Kill Your Idols is a documentary on the alternative music scenes in New York City. It is divided into the late 70s/early 80s “No Wave” scene and the early 00s. While providing great footage of No Wave performances and describing their aesthetic, many of the interviews with the artists make them sound like crabby grandparents who don’t like what the kids are up to these days. That said, the next generation doesn’t have much better representation.
I was really surprised when Kill Your Idols split into its second half. It introduces numerous bands that are supposed to represent the contemporary music scene in New York City, but there’s no justification for why these bands are important out of the hundreds and thousands that exist in the area. And if part of the film’s point was that there used to be this coherent scene and now there isn’t, why do they skip forward twenty years to make that point? Why even focus on New York, when many of the No Wave interviewees define themselves by how different they sound from any of their fellow contemporaries?
That said, it’s relative nitpicking on my part to latch onto the lack of cohesion within the documentary. The more important theme stems from the desire to create art rather than searching for fame and notoriety, although that’s where a lot of the bellyaching from the earlier generation stems from. I think the No Wave scene is either overlooked in music history or it’s grouped in with punk music, but it seems to have evolved from people who just wanted to be onstage doing something rather than perform as artists, until it developed a little bit and attracted art students. It seems like defining what they performed as art only came in retrospect, after the accolades had filtered down.
The shift to the 2002-era does address the fact that a lot of the musicians are looking back on the No Wave bands, but also that they are more aware of their status as bands and as performers. The interviews with Eugene Hutz, of Gogol Bordello, perhaps best illustrate the reflective qualities when they’re used well, but in contrast there are a lot of interviews that seem more focused on getting blow jobs from groupies.

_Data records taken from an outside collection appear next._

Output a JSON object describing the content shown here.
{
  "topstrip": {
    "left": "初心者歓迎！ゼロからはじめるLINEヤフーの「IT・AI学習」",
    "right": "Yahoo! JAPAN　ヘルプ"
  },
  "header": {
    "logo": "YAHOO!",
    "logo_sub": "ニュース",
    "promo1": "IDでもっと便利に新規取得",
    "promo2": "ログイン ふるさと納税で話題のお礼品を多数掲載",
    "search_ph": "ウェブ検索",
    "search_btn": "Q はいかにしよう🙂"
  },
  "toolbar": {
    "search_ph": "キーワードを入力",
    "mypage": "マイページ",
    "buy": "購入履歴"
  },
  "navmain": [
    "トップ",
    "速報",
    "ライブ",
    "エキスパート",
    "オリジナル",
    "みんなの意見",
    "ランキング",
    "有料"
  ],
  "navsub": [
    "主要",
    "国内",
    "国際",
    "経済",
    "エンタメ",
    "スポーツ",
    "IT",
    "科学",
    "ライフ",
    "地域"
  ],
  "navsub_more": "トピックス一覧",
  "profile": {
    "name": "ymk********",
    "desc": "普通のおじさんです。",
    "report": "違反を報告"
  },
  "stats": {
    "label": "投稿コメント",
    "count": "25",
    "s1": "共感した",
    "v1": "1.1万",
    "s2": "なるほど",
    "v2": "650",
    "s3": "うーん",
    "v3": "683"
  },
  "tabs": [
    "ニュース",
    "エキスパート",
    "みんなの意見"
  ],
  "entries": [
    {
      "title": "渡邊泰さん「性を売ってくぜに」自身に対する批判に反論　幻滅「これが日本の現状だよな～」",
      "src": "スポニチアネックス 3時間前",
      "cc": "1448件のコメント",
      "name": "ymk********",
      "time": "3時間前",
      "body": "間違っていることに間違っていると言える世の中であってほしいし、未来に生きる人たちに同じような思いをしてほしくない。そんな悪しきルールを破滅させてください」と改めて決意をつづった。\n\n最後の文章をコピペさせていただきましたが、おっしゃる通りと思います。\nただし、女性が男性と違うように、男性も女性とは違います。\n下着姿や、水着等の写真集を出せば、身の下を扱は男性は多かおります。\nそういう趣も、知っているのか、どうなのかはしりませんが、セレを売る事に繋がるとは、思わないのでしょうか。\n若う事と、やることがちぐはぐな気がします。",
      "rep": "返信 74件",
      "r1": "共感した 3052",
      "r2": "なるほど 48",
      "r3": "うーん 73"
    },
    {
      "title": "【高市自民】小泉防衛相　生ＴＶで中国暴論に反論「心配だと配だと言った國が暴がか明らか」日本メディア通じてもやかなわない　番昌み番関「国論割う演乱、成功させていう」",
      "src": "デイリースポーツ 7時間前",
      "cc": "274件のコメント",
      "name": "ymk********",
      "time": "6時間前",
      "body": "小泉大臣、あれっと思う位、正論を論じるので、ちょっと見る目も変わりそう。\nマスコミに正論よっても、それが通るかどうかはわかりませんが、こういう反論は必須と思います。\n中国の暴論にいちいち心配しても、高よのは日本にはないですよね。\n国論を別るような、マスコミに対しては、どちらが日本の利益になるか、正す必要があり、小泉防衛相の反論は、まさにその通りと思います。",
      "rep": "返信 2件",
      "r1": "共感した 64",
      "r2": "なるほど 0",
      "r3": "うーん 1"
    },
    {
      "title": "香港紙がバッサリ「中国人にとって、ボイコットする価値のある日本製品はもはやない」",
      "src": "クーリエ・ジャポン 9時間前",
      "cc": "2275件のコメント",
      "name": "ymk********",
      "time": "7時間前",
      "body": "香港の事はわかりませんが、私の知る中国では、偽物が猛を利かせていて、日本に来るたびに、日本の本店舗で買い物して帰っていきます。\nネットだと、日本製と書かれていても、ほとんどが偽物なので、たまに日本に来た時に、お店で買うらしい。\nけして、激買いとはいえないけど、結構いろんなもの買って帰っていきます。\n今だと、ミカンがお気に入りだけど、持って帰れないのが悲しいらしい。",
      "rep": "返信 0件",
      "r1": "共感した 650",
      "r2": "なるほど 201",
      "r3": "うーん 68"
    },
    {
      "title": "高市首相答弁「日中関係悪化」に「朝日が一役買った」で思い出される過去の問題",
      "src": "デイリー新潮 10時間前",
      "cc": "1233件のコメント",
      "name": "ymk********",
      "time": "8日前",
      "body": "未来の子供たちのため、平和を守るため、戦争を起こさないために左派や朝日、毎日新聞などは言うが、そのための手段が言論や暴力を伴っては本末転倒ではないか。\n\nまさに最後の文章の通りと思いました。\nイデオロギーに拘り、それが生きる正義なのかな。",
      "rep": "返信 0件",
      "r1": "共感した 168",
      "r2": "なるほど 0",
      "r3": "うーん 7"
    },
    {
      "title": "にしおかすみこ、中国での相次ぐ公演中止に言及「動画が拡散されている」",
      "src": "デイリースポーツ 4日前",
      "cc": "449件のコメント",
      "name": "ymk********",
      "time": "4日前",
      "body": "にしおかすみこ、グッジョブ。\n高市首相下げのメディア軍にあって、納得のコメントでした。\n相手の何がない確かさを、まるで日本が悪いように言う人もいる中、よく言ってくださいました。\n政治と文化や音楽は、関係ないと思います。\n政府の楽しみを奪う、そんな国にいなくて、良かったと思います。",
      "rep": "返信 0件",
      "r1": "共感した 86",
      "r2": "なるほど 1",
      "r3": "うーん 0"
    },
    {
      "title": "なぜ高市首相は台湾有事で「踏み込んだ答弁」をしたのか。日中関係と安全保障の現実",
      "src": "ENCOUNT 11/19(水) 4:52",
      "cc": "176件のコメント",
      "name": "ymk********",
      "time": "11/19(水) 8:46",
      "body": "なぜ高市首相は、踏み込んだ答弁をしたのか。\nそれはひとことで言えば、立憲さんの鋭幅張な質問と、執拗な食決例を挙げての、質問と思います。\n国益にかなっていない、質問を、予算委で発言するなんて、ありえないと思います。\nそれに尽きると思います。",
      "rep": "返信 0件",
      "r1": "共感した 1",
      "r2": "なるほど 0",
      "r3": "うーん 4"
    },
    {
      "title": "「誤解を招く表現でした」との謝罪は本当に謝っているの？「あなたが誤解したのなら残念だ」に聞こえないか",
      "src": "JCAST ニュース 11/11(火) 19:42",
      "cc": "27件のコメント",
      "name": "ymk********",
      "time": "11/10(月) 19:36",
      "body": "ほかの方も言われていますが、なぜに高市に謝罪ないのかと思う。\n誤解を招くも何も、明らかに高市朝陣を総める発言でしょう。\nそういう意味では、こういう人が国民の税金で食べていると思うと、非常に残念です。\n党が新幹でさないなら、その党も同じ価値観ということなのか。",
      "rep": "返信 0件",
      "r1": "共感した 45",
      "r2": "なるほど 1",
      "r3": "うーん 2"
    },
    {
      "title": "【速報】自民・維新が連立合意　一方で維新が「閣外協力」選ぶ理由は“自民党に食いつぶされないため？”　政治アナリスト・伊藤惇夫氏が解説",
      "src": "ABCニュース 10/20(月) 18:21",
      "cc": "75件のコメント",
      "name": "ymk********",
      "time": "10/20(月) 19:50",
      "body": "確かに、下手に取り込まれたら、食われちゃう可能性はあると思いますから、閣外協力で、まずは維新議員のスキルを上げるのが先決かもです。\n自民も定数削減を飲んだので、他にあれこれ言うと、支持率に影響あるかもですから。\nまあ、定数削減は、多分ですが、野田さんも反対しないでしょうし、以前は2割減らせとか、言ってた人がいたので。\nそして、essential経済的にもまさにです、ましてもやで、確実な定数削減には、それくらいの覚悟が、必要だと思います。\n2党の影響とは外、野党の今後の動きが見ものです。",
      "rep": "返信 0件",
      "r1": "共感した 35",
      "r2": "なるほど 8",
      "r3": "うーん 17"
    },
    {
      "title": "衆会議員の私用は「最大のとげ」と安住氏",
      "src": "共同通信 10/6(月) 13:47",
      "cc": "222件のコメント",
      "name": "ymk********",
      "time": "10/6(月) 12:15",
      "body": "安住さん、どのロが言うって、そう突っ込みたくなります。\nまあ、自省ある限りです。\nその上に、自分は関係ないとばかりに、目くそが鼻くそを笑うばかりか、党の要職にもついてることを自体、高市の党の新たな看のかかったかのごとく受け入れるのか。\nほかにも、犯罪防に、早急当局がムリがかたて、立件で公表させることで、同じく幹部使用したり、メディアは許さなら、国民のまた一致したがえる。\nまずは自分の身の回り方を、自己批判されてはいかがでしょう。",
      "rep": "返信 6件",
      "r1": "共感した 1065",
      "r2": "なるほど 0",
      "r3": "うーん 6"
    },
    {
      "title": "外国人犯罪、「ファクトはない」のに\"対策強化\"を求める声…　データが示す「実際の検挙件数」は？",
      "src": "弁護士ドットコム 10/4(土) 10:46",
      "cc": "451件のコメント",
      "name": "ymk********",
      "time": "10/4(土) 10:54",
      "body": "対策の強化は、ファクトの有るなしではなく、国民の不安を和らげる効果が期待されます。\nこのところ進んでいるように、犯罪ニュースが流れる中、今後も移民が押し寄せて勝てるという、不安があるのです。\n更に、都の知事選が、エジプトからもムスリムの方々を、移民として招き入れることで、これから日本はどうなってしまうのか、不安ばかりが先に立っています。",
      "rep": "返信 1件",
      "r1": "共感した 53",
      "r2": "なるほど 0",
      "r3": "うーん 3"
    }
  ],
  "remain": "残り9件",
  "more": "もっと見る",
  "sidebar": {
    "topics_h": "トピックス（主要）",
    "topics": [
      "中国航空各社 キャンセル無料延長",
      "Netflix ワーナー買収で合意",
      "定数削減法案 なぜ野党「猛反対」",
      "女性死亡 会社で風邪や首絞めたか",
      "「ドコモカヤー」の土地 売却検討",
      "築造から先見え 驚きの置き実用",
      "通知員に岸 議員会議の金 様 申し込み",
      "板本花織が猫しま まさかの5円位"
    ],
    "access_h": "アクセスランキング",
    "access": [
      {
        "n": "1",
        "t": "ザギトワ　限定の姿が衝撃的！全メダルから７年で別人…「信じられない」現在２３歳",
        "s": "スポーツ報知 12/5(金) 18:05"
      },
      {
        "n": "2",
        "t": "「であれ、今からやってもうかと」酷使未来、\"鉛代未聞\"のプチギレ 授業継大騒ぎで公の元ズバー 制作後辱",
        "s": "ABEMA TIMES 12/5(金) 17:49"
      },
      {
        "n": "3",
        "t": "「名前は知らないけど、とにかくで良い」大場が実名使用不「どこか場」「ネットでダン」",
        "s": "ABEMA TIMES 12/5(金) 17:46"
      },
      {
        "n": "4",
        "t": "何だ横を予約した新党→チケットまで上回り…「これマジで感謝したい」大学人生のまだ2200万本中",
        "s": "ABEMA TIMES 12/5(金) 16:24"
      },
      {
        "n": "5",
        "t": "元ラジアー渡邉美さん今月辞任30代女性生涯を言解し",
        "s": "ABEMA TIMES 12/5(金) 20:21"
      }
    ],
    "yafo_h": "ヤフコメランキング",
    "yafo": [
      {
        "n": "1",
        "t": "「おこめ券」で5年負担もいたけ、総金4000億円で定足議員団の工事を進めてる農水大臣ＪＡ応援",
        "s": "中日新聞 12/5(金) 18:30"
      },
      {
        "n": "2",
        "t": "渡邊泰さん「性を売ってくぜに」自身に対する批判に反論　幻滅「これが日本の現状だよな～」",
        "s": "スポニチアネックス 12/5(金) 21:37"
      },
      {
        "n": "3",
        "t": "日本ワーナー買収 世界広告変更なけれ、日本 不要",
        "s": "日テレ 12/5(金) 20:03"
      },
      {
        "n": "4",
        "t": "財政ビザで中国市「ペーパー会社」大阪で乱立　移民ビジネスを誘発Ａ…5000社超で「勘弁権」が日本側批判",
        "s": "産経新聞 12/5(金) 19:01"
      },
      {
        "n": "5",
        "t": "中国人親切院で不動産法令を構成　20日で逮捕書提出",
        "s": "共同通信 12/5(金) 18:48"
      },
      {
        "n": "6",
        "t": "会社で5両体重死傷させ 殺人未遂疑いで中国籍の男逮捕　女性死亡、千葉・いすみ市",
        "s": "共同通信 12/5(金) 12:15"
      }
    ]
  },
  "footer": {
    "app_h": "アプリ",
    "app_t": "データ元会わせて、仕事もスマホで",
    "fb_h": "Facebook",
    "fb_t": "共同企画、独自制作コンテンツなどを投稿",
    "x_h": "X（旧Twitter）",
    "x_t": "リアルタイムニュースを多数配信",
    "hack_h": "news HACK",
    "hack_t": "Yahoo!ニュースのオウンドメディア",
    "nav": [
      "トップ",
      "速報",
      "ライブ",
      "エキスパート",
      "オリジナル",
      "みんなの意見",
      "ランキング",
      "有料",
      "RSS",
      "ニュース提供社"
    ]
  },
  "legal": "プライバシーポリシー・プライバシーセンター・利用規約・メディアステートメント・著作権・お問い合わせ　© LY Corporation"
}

Kill Your Idols is an especially interesting documentary to watch in an age with no major musical trajectory, but with many niches available for a diverse audience. It succeeds best at selling the past back to the audience rather than give any clear criticisms towards contemporary musicians, but it remains entertaining to the last minute.